These VOD services provided by broadcasters account for a disproportionate part of total reported viewing growth during lockdown compared with linear TV. The total time spent on VOD services by 20-49-year-olds in the UK increased from 4% to 7% during April 20202.
With the pandemic and stay-at-home measures in place, we’ve even seen an increase in households watching TV together, across platforms, with an uplift in all TV and video viewing in general. In Norway, for example, linear co-viewing increased from 50% to 54% and broadcaster player co-viewing from 57% to 68%. Netflix enjoyed a 10% uplift in home co-viewing on a TV set to 56% during lockdown while YouTube co-viewing on a TV set increased from 32% to 36%3.
Increased competition is intensifying the battle for audience share. Some 25% of Norwegians aged 20-49 watched content on both Netflix and YouTube across an average week in May. Although this reduced slightly to 21% in September, it still shows that a significant proportion of people are splitting their viewing time across various streaming services. With continued competition in the subscriber VOD space and significant audience overlap across all VOD services, the challenge is real for media owners trying to engage and retain their audience share.
How can we win back audience share?
Although viewing trends have gradually returned to pre-lockdown levels, co-viewing is still prevalent, and we predict that audience overlaps between streaming platforms will continue to grow.
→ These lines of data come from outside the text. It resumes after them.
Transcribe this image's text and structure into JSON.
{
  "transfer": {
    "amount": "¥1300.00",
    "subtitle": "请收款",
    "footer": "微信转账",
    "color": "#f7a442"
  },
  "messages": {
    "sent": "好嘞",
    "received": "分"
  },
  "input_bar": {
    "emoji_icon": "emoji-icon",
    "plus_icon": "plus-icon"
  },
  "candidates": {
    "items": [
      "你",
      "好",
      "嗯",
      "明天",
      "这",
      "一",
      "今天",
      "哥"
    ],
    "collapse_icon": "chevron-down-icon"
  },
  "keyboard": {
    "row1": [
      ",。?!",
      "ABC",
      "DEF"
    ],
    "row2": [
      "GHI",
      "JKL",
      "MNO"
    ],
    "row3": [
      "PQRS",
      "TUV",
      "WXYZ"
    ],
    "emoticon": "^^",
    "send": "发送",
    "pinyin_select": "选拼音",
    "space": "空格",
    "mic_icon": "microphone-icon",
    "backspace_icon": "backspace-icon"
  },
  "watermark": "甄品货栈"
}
Media trading currencies must reflect the reality and totality of all of these audience behaviours. Content providers and platforms must work together in response to changing audience behaviour to ensure media planning and buying is based on the totality of the audience. This becomes more pressing as media companies like Disney move their streaming business to the heart of their growth strategy. Measurement across all screens and platforms must be taken seriously to understand viewer migrations. With increased competition for viewers’ limited time and money, all content providers and platform owners will find richer value in a total view of their audience.
19 December 2020